Originally Posted by Dave Rogers
I never said ONE "corrrect" hypothesis. The assumption is fully warranted and commonly observed. For any set of data we can create an infinite number of differing hypotheses that match these (and all other) observations. (Some of) these "currently accurate" hypotheses will make differing predictions under other conditions. So clearly some of the classes of 'currently accurate' hypotheses will later be verified and others falsified if/when we test.
Yes - obviously some hypotheses that match the current observations contradict each other in other domains and ranges of conditions. So selecting any one hypothesis without additional work will be certain to lead to errors. Therefore Occam's Razor often sleects a hypothesis that is later falsified. Occam's razor is intended to be a 'neutral' selection rule, however the definition of "fewer presuppositions' or "simpler" doesn't bear close scrutiny.

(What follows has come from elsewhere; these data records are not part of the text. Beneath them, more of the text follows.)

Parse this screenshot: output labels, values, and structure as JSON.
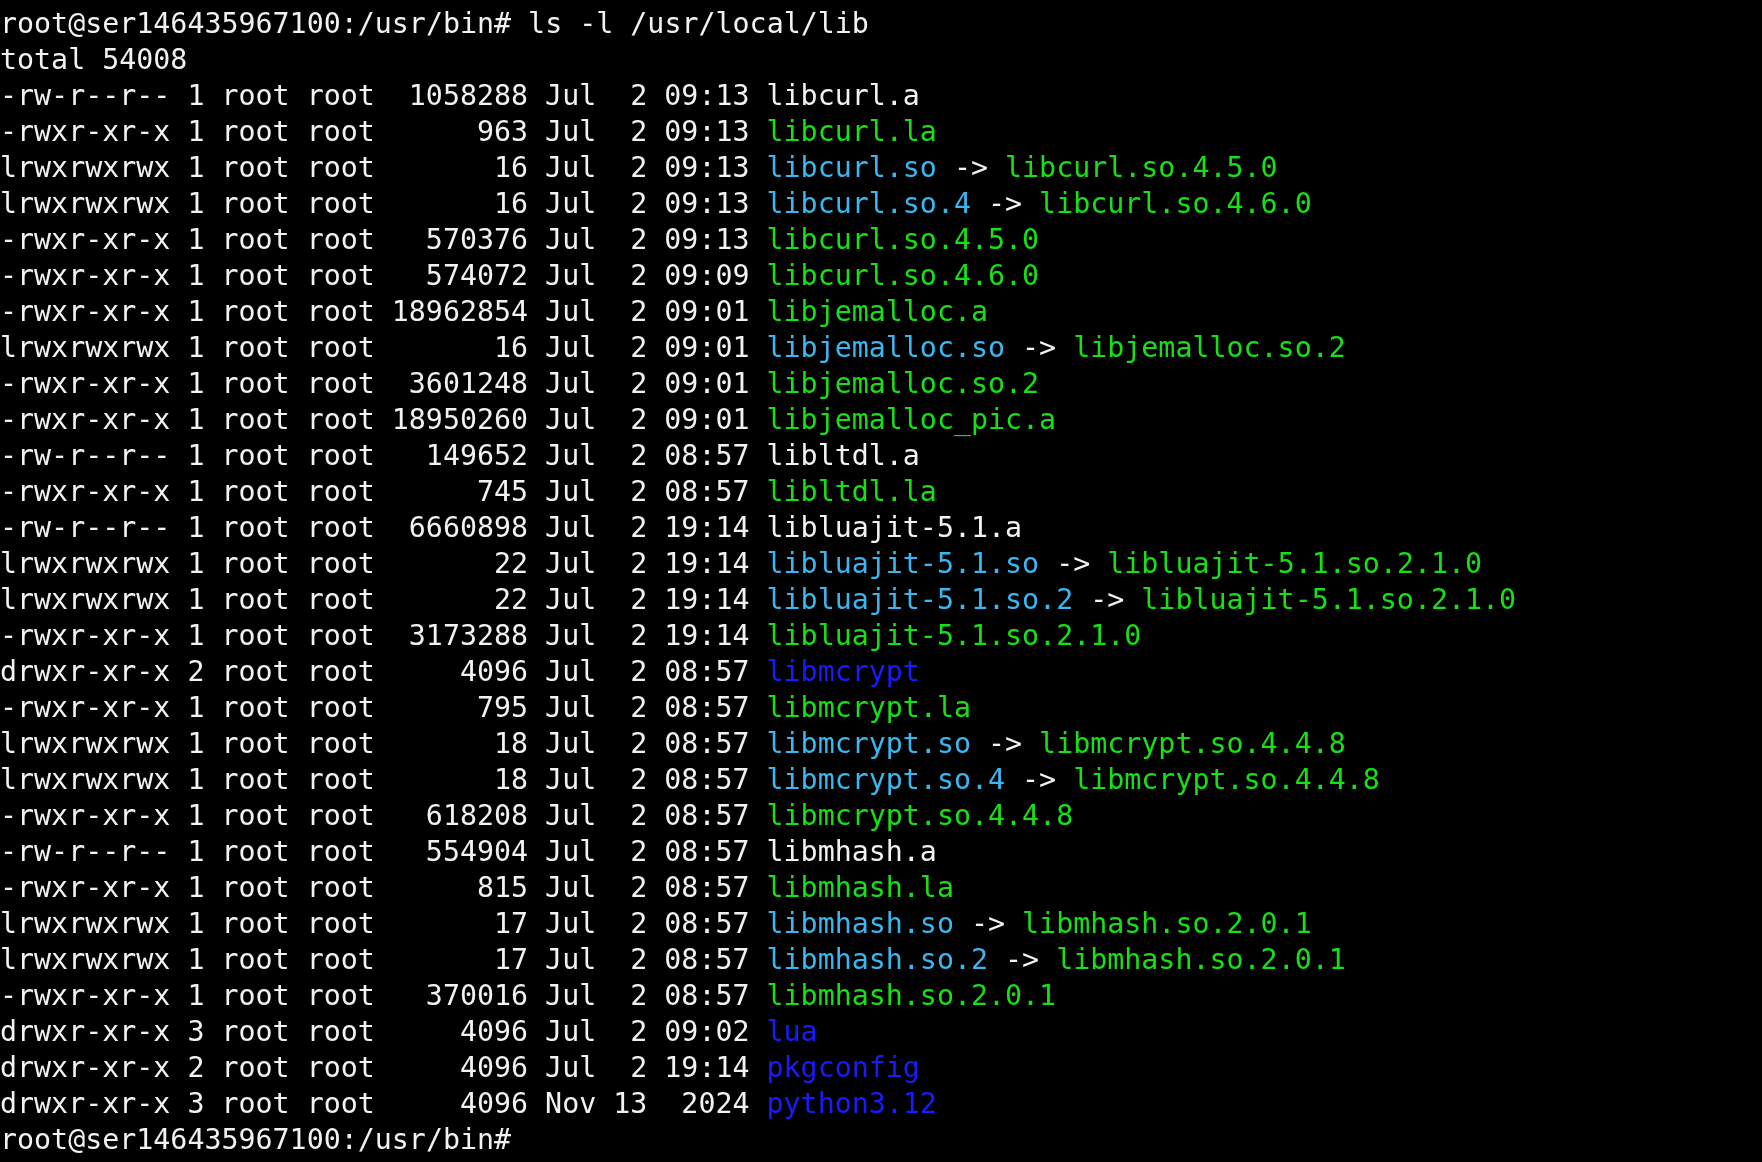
{
  "command_line": "root@ser146435967100:/usr/bin# ls -l /usr/local/lib",
  "total": "total 54008",
  "entries": [
    {
      "mode": "-rw-r--r--",
      "links": "1",
      "owner": "root",
      "group": "root",
      "size": "1058288",
      "month": "Jul",
      "day": "2",
      "time": "09:13",
      "name": "libcurl.a",
      "kind": "plain"
    },
    {
      "mode": "-rwxr-xr-x",
      "links": "1",
      "owner": "root",
      "group": "root",
      "size": "963",
      "month": "Jul",
      "day": "2",
      "time": "09:13",
      "name": "libcurl.la",
      "kind": "exec"
    },
    {
      "mode": "lrwxrwxrwx",
      "links": "1",
      "owner": "root",
      "group": "root",
      "size": "16",
      "month": "Jul",
      "day": "2",
      "time": "09:13",
      "name": "libcurl.so",
      "kind": "link",
      "arrow": "->",
      "target": {
        "name": "libcurl.so.4.5.0",
        "kind": "exec"
      }
    },
    {
      "mode": "lrwxrwxrwx",
      "links": "1",
      "owner": "root",
      "group": "root",
      "size": "16",
      "month": "Jul",
      "day": "2",
      "time": "09:13",
      "name": "libcurl.so.4",
      "kind": "link",
      "arrow": "->",
      "target": {
        "name": "libcurl.so.4.6.0",
        "kind": "exec"
      }
    },
    {
      "mode": "-rwxr-xr-x",
      "links": "1",
      "owner": "root",
      "group": "root",
      "size": "570376",
      "month": "Jul",
      "day": "2",
      "time": "09:13",
      "name": "libcurl.so.4.5.0",
      "kind": "exec"
    },
    {
      "mode": "-rwxr-xr-x",
      "links": "1",
      "owner": "root",
      "group": "root",
      "size": "574072",
      "month": "Jul",
      "day": "2",
      "time": "09:09",
      "name": "libcurl.so.4.6.0",
      "kind": "exec"
    },
    {
      "mode": "-rwxr-xr-x",
      "links": "1",
      "owner": "root",
      "group": "root",
      "size": "18962854",
      "month": "Jul",
      "day": "2",
      "time": "09:01",
      "name": "libjemalloc.a",
      "kind": "exec"
    },
    {
      "mode": "lrwxrwxrwx",
      "links": "1",
      "owner": "root",
      "group": "root",
      "size": "16",
      "month": "Jul",
      "day": "2",
      "time": "09:01",
      "name": "libjemalloc.so",
      "kind": "link",
      "arrow": "->",
      "target": {
        "name": "libjemalloc.so.2",
        "kind": "exec"
      }
    },
    {
      "mode": "-rwxr-xr-x",
      "links": "1",
      "owner": "root",
      "group": "root",
      "size": "3601248",
      "month": "Jul",
      "day": "2",
      "time": "09:01",
      "name": "libjemalloc.so.2",
      "kind": "exec"
    },
    {
      "mode": "-rwxr-xr-x",
      "links": "1",
      "owner": "root",
      "group": "root",
      "size": "18950260",
      "month": "Jul",
      "day": "2",
      "time": "09:01",
      "name": "libjemalloc_pic.a",
      "kind": "exec"
    },
    {
      "mode": "-rw-r--r--",
      "links": "1",
      "owner": "root",
      "group": "root",
      "size": "149652",
      "month": "Jul",
      "day": "2",
      "time": "08:57",
      "name": "libltdl.a",
      "kind": "plain"
    },
    {
      "mode": "-rwxr-xr-x",
      "links": "1",
      "owner": "root",
      "group": "root",
      "size": "745",
      "month": "Jul",
      "day": "2",
      "time": "08:57",
      "name": "libltdl.la",
      "kind": "exec"
    },
    {
      "mode": "-rw-r--r--",
      "links": "1",
      "owner": "root",
      "group": "root",
      "size": "6660898",
      "month": "Jul",
      "day": "2",
      "time": "19:14",
      "name": "libluajit-5.1.a",
      "kind": "plain"
    },
    {
      "mode": "lrwxrwxrwx",
      "links": "1",
      "owner": "root",
      "group": "root",
      "size": "22",
      "month": "Jul",
      "day": "2",
      "time": "19:14",
      "name": "libluajit-5.1.so",
      "kind": "link",
      "arrow": "->",
      "target": {
        "name": "libluajit-5.1.so.2.1.0",
        "kind": "exec"
      }
    },
    {
      "mode": "lrwxrwxrwx",
      "links": "1",
      "owner": "root",
      "group": "root",
      "size": "22",
      "month": "Jul",
      "day": "2",
      "time": "19:14",
      "name": "libluajit-5.1.so.2",
      "kind": "link",
      "arrow": "->",
      "target": {
        "name": "libluajit-5.1.so.2.1.0",
        "kind": "exec"
      }
    },
    {
      "mode": "-rwxr-xr-x",
      "links": "1",
      "owner": "root",
      "group": "root",
      "size": "3173288",
      "month": "Jul",
      "day": "2",
      "time": "19:14",
      "name": "libluajit-5.1.so.2.1.0",
      "kind": "exec"
    },
    {
      "mode": "drwxr-xr-x",
      "links": "2",
      "owner": "root",
      "group": "root",
      "size": "4096",
      "month": "Jul",
      "day": "2",
      "time": "08:57",
      "name": "libmcrypt",
      "kind": "dir"
    },
    {
      "mode": "-rwxr-xr-x",
      "links": "1",
      "owner": "root",
      "group": "root",
      "size": "795",
      "month": "Jul",
      "day": "2",
      "time": "08:57",
      "name": "libmcrypt.la",
      "kind": "exec"
    },
    {
      "mode": "lrwxrwxrwx",
      "links": "1",
      "owner": "root",
      "group": "root",
      "size": "18",
      "month": "Jul",
      "day": "2",
      "time": "08:57",
      "name": "libmcrypt.so",
      "kind": "link",
      "arrow": "->",
      "target": {
        "name": "libmcrypt.so.4.4.8",
        "kind": "exec"
      }
    },
    {
      "mode": "lrwxrwxrwx",
      "links": "1",
      "owner": "root",
      "group": "root",
      "size": "18",
      "month": "Jul",
      "day": "2",
      "time": "08:57",
      "name": "libmcrypt.so.4",
      "kind": "link",
      "arrow": "->",
      "target": {
        "name": "libmcrypt.so.4.4.8",
        "kind": "exec"
      }
    },
    {
      "mode": "-rwxr-xr-x",
      "links": "1",
      "owner": "root",
      "group": "root",
      "size": "618208",
      "month": "Jul",
      "day": "2",
      "time": "08:57",
      "name": "libmcrypt.so.4.4.8",
      "kind": "exec"
    },
    {
      "mode": "-rw-r--r--",
      "links": "1",
      "owner": "root",
      "group": "root",
      "size": "554904",
      "month": "Jul",
      "day": "2",
      "time": "08:57",
      "name": "libmhash.a",
      "kind": "plain"
    },
    {
      "mode": "-rwxr-xr-x",
      "links": "1",
      "owner": "root",
      "group": "root",
      "size": "815",
      "month": "Jul",
      "day": "2",
      "time": "08:57",
      "name": "libmhash.la",
      "kind": "exec"
    },
    {
      "mode": "lrwxrwxrwx",
      "links": "1",
      "owner": "root",
      "group": "root",
      "size": "17",
      "month": "Jul",
      "day": "2",
      "time": "08:57",
      "name": "libmhash.so",
      "kind": "link",
      "arrow": "->",
      "target": {
        "name": "libmhash.so.2.0.1",
        "kind": "exec"
      }
    },
    {
      "mode": "lrwxrwxrwx",
      "links": "1",
      "owner": "root",
      "group": "root",
      "size": "17",
      "month": "Jul",
      "day": "2",
      "time": "08:57",
      "name": "libmhash.so.2",
      "kind": "link",
      "arrow": "->",
      "target": {
        "name": "libmhash.so.2.0.1",
        "kind": "exec"
      }
    },
    {
      "mode": "-rwxr-xr-x",
      "links": "1",
      "owner": "root",
      "group": "root",
      "size": "370016",
      "month": "Jul",
      "day": "2",
      "time": "08:57",
      "name": "libmhash.so.2.0.1",
      "kind": "exec"
    },
    {
      "mode": "drwxr-xr-x",
      "links": "3",
      "owner": "root",
      "group": "root",
      "size": "4096",
      "month": "Jul",
      "day": "2",
      "time": "09:02",
      "name": "lua",
      "kind": "dir"
    },
    {
      "mode": "drwxr-xr-x",
      "links": "2",
      "owner": "root",
      "group": "root",
      "size": "4096",
      "month": "Jul",
      "day": "2",
      "time": "19:14",
      "name": "pkgconfig",
      "kind": "dir"
    },
    {
      "mode": "drwxr-xr-x",
      "links": "3",
      "owner": "root",
      "group": "root",
      "size": "4096",
      "month": "Nov",
      "day": "13",
      "time": "2024",
      "name": "python3.12",
      "kind": "dir"
    }
  ],
  "prompt": "root@ser146435967100:/usr/bin#"
}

We should at least have a schema that doesn't reject potentially accurate hypotheses, as Occam's Razor clearly does.
Wrong question. It's which of millions of hypotheses that "accurately predict all known data" shall we accept ? Occam'sR requires the one with the fewest presuppositions, but that means we will be choosing hypotheses that will later fail, forcing revision. Perhaps we should consider the set of ALL supported hypotheses.

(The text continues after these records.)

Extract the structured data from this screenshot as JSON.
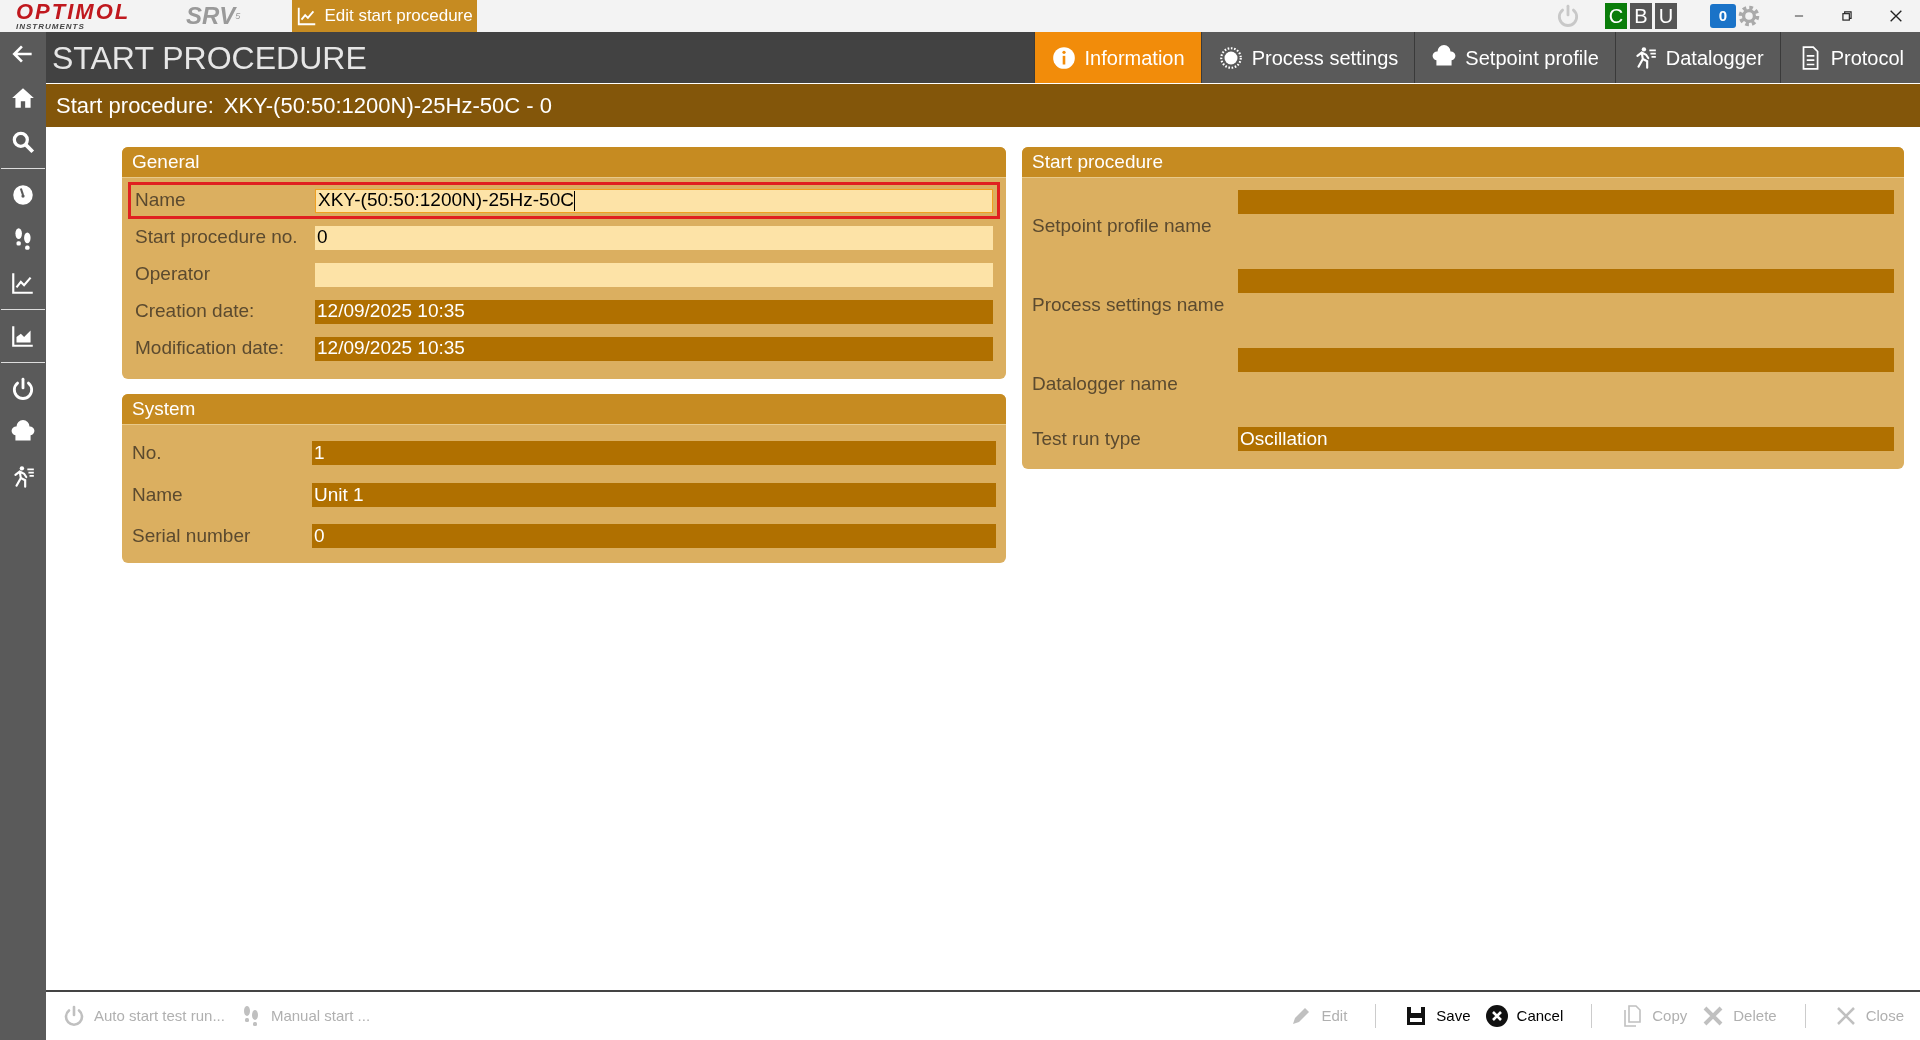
{
  "titlebar": {
    "brand": "OPTIMOL",
    "brand_sub": "INSTRUMENTS",
    "product": "SRV",
    "product_sup": "5",
    "doc_tab": "Edit start procedure",
    "status_letters": [
      {
        "text": "C",
        "color": "#0a7d0a"
      },
      {
        "text": "B",
        "color": "#555555"
      },
      {
        "text": "U",
        "color": "#555555"
      }
    ],
    "message_count": "0"
  },
  "header": {
    "title": "START PROCEDURE",
    "tabs": [
      {
        "label": "Information",
        "selected": true
      },
      {
        "label": "Process settings",
        "selected": false
      },
      {
        "label": "Setpoint profile",
        "selected": false
      },
      {
        "label": "Datalogger",
        "selected": false
      },
      {
        "label": "Protocol",
        "selected": false
      }
    ]
  },
  "subtitle": {
    "label": "Start procedure:",
    "value": "XKY-(50:50:1200N)-25Hz-50C - 0"
  },
  "general": {
    "title": "General",
    "rows": [
      {
        "label": "Name",
        "value": "XKY-(50:50:1200N)-25Hz-50C",
        "editable": true,
        "focused": true
      },
      {
        "label": "Start procedure no.",
        "value": "0",
        "editable": true,
        "focused": false
      },
      {
        "label": "Operator",
        "value": "",
        "editable": true,
        "focused": false
      },
      {
        "label": "Creation date:",
        "value": "12/09/2025 10:35",
        "editable": false,
        "focused": false
      },
      {
        "label": "Modification date:",
        "value": "12/09/2025 10:35",
        "editable": false,
        "focused": false
      }
    ]
  },
  "system": {
    "title": "System",
    "rows": [
      {
        "label": "No.",
        "value": "1",
        "editable": false
      },
      {
        "label": "Name",
        "value": "Unit 1",
        "editable": false
      },
      {
        "label": "Serial number",
        "value": "0",
        "editable": false
      }
    ]
  },
  "start_procedure": {
    "title": "Start procedure",
    "rows": [
      {
        "label": "Setpoint profile name",
        "value": ""
      },
      {
        "label": "Process settings name",
        "value": ""
      },
      {
        "label": "Datalogger name",
        "value": ""
      },
      {
        "label": "Test run type",
        "value": "Oscillation"
      }
    ]
  },
  "toolbar": {
    "left": [
      {
        "label": "Auto start test run...",
        "disabled": true
      },
      {
        "label": "Manual start ...",
        "disabled": true
      }
    ],
    "right_groups": [
      [
        {
          "label": "Edit",
          "disabled": true
        }
      ],
      [
        {
          "label": "Save",
          "disabled": false
        },
        {
          "label": "Cancel",
          "disabled": false
        }
      ],
      [
        {
          "label": "Copy",
          "disabled": true
        },
        {
          "label": "Delete",
          "disabled": true
        }
      ],
      [
        {
          "label": "Close",
          "disabled": true
        }
      ]
    ]
  }
}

Yes - and this second 'better' hypothesis invalidates the first forcing revisions. The first hypothesis was wrong all along, and it was undoubtedly be used to make erroneous or at last imperfect extrapolations and predictions. It could be a costly blunder to accept the 'simplest' hypothesis rather than considering all supported hypotheses.
[QUOTE}So what, precisely, are the properties required of your "correct" hypothesis other than correctly matching all the data?
You miss the point. I am NOT creating any new requirement, and I am not suggesting that I can predict the single "correct" hypothesis. Never did, so don't strawman. I am pointing out that Occam's razor selects a single hypothesis as a tentative basis and in many cases the hypothesis is later falsified. It's entirely possible that there is a better basis for scientific development than this.
For example In Newtownian mechanics kinetic energy KE = (1/2)*m*v^2
In relativistic mechanics KE = (1/2)*m*v^2 * [ 1 + [(3/4)(v/c)^2 + (5/8)*(v/c)^4) + ....]]
which are terms in the maclaurin expansion of the Lorentz factor.
Obviously work in the early 20th century falsified Newton's eqn and supported Lorentz.
So all data available to Newton would have equally supported both Newtown hypothesis and the Lorentz form and a million others. The only distinguishing feature is that Newton had no argument in favor of the "extra terms". Or obversely - Newton had no basis for rejecting the extra Lorentz terms. Why one is considered a greater presupposition than the other isn't well founded. What is clear is the Occam'sR rejected the (later) supported hypothesis in favor of the (later) falsified hypothesis. That's not a good feature.
Perhaps we should consider a new scientific method that accepts (tentatively) ALL supported hypotheses, and only eliminates the falsified ones. This would leave the open questions open, rather than fill the gaps with simplistic presuppositions.